- **TASK PROMPT**:
Every entry needs to be written out again exactly, with its pictures removed.

[Dataset items]

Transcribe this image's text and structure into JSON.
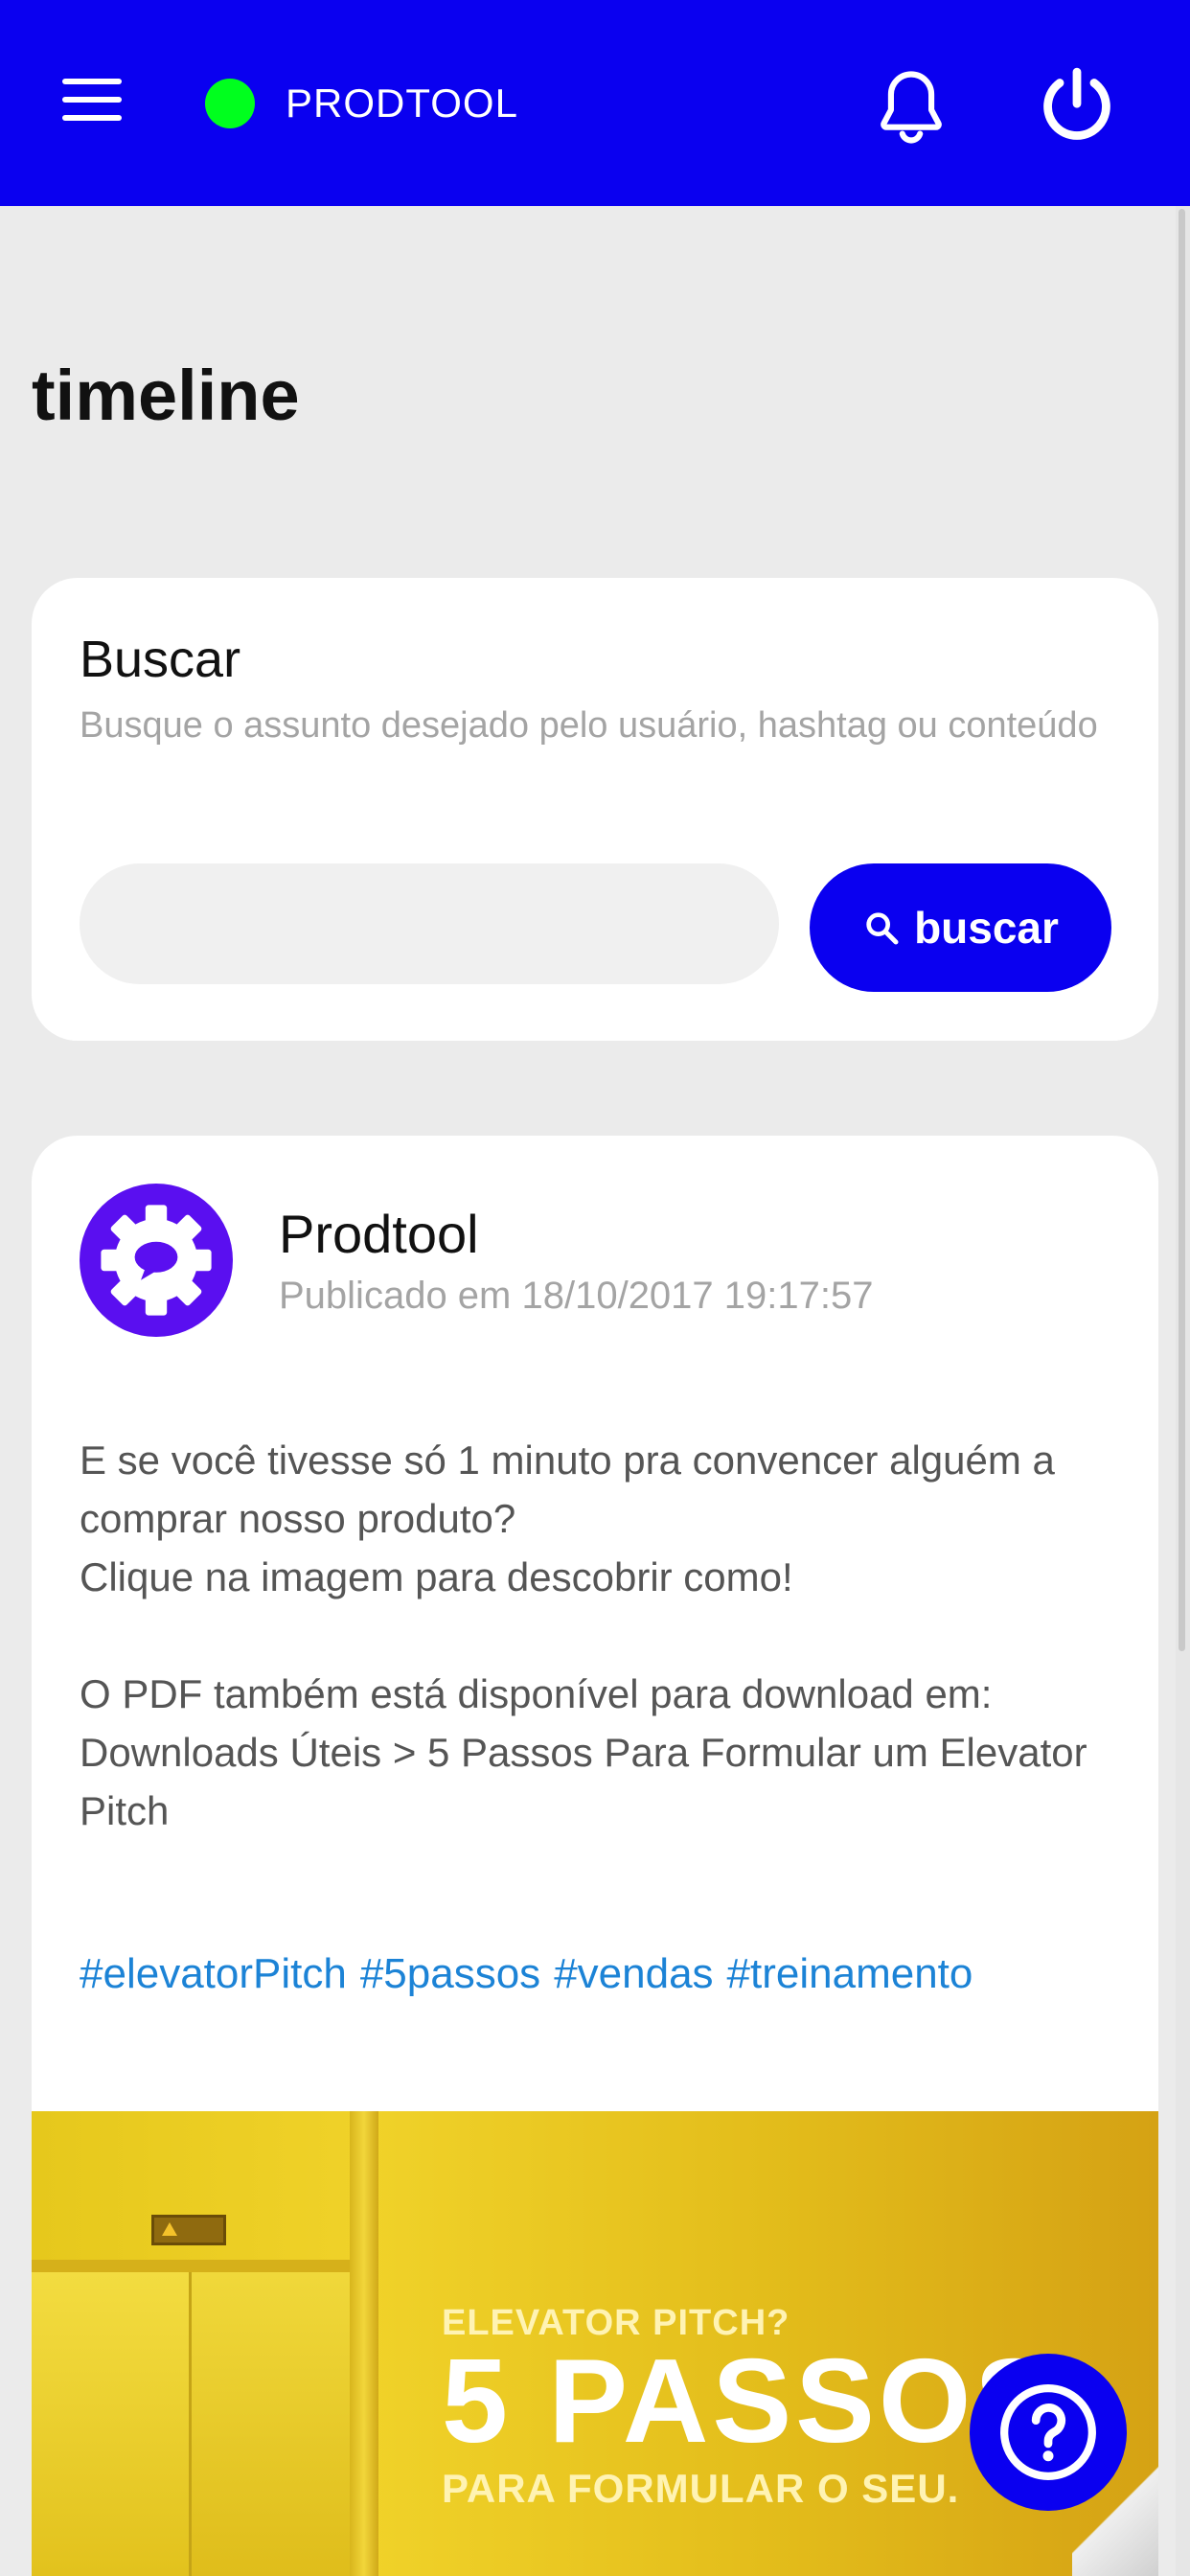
{
  "header": {
    "app_title": "PRODTOOL",
    "status_color": "#00ff1e",
    "accent_color": "#0a00f0",
    "icons": [
      "menu-icon",
      "bell-icon",
      "power-icon"
    ]
  },
  "page": {
    "title": "timeline"
  },
  "search": {
    "title": "Buscar",
    "subtitle": "Busque o assunto desejado pelo usuário, hashtag ou conteúdo",
    "input_value": "",
    "input_placeholder": "",
    "button_label": "buscar",
    "button_icon": "search-icon"
  },
  "post": {
    "author": "Prodtool",
    "published": "Publicado em 18/10/2017 19:17:57",
    "body": "E se você tivesse só 1 minuto pra convencer alguém a comprar nosso produto?\nClique na imagem para descobrir como!\n\nO PDF também está disponível para download em:\nDownloads Úteis > 5 Passos Para Formular um Elevator Pitch",
    "hashtags": [
      "#elevatorPitch",
      "#5passos",
      "#vendas",
      "#treinamento"
    ],
    "image": {
      "line1": "ELEVATOR PITCH?",
      "line2": "5 PASSOS",
      "line3": "PARA FORMULAR O SEU."
    }
  },
  "help_button": {
    "icon": "question-mark-icon"
  }
}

- **FINISHED EXERCISE**:
Transcribe this image's text and structure into JSON.
{
  "header": {
    "app_title": "PRODTOOL",
    "status_color": "#00ff1e",
    "accent_color": "#0a00f0",
    "icons": [
      "menu-icon",
      "bell-icon",
      "power-icon"
    ]
  },
  "page": {
    "title": "timeline"
  },
  "search": {
    "title": "Buscar",
    "subtitle": "Busque o assunto desejado pelo usuário, hashtag ou conteúdo",
    "input_value": "",
    "input_placeholder": "",
    "button_label": "buscar",
    "button_icon": "search-icon"
  },
  "post": {
    "author": "Prodtool",
    "published": "Publicado em 18/10/2017 19:17:57",
    "body": "E se você tivesse só 1 minuto pra convencer alguém a comprar nosso produto?\nClique na imagem para descobrir como!\n\nO PDF também está disponível para download em:\nDownloads Úteis > 5 Passos Para Formular um Elevator Pitch",
    "hashtags": [
      "#elevatorPitch",
      "#5passos",
      "#vendas",
      "#treinamento"
    ],
    "image": {
      "line1": "ELEVATOR PITCH?",
      "line2": "5 PASSOS",
      "line3": "PARA FORMULAR O SEU."
    }
  },
  "help_button": {
    "icon": "question-mark-icon"
  }
}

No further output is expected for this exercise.